There are maybe three different stages to be distinguished and to be understood here:

**first:** maybe part of the question is why an $n$-dimensional QFT should assign numbers to closed $n$-dimensional manifolds, and vector spaces to closed $(n-1)$-dimensional manifolds.
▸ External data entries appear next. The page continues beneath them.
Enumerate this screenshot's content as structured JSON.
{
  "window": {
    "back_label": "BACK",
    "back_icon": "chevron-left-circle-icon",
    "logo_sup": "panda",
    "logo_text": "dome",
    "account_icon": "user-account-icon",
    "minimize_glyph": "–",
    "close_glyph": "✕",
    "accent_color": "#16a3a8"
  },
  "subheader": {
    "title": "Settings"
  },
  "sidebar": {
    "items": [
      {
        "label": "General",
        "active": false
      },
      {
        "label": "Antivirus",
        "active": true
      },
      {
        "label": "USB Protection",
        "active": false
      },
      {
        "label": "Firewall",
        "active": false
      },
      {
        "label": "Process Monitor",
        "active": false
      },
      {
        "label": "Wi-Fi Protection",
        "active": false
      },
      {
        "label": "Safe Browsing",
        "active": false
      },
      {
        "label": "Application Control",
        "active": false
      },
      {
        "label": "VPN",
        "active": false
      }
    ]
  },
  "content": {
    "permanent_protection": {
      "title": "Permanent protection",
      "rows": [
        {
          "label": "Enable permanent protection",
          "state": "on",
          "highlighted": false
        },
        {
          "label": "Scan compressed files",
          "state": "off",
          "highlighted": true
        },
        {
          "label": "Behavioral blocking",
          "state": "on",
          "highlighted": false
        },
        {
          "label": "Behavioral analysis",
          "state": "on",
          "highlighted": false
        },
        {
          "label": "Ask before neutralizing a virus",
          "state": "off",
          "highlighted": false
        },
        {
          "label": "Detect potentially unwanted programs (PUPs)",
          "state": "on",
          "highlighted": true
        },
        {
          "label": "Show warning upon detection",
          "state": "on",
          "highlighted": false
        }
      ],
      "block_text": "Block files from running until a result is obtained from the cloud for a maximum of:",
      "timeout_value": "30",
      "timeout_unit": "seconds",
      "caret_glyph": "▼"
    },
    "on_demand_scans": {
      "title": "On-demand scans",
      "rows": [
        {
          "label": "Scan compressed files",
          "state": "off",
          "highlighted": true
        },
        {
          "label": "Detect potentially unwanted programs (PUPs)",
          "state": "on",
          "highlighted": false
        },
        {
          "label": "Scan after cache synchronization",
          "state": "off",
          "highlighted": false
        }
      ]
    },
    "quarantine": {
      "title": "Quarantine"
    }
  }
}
That is what I had replied to in that other discussion linked to above: the vector spaces assigned are just the spaces of quantum states assigned to a spatial hyperslice of spacetime, the numbers assigned to closed $n$-dimensional pieces of spacetimes are the partition functions, and generally the linear maps assigned to $n$-dimensional pieces of spacetime with boundary are the quantum propagators (the correlators, the S-matrix) which propagate the incoming states to the outgoing states.

**second:** the question is why one would want to refine this assignment ("Atiyah-Segal-type QFT") to something that also assigns data to $(n-k)$-dimensional pieces of spacetime, for all $0 \leq k \leq n$. The answer to this is that this solves what in physics is known as the "problem of covariant quantization". Namely assigning vector spaces of states to spatial hyperslices a priori means breaking the diffeomorphism invariance of the field theory, after all it involves choosing these spatial hyperslices and assigning data to them in a way that is not a prior build up covariantly.

The whole point of "extended TQFT" is to solve this "problem of covariant quantization of field theory" by enforcing that the spaces of quantum states which are assigned to codimeninson-1 spatial hyperslices arise from gluing of local data. It's the *locality principle* of quantum field theory, by which every global assignment must be reconstructible from gluing of local assignments.

Mathematically this is where higher categories come in: where the ordinary category of vector spaces knows about vector spaces and linear maps between them, hence about the data of spaces of quantum states and of propagators between them, an n-categorical refinement of this would also know how to build spaces of quantum states (which are then promoted from objects to $(n-1)$-morphisms) from local data (namely by composing $(n-1)$-morphisms along $(n-2)$-morphisms).

So in summary: the reason for passing from Atiyah-Segal style QFT which formalizes the assignment of spaces of quantum states to spatial hypersurfaces and of linear quantum propagator maps between them to pieces of spacetime to higher categorical extended QFT is to fully implement the locality principle of quantum field theory in the axioms.

The high-point of this axiomaticts is the cobordism theorem which fully clasifies all fully local ("extended") TQFTs in a rigorous fashion.

**third**: the question then finally is: if an $n$-dimensional fully local (topological) quantum field theory hence is an n-functor $Bord_n \to \mathcal{C}$ from the n-category of cobordisms to *some* n-category $\mathcal{C}$ which in its two top dimension degrees looks like vector spaces with linear maps between them, then: what should $\mathcal{C}$ be like in lower degrees?

This is actually a question of ongoing investigation. The cobordism theorem itself allows any n-category wth all duals, but many of these will not "look very physical" in fact.

In any case, the point to notice here is that $\mathcal{C}$ is a *choice*. It may -- but need not -- look like suggested above in the question. This is what it tends to look like for 3d TQFT of Chern-Simons theory type. The strongest theorem to that effect is now probably Douglas & Schommer-Pries & Snyder 13. See there for more.

This post imported from StackExchange Physics at 2014-06-04 11:35 (UCT), posted by SE-user Urs Schreiber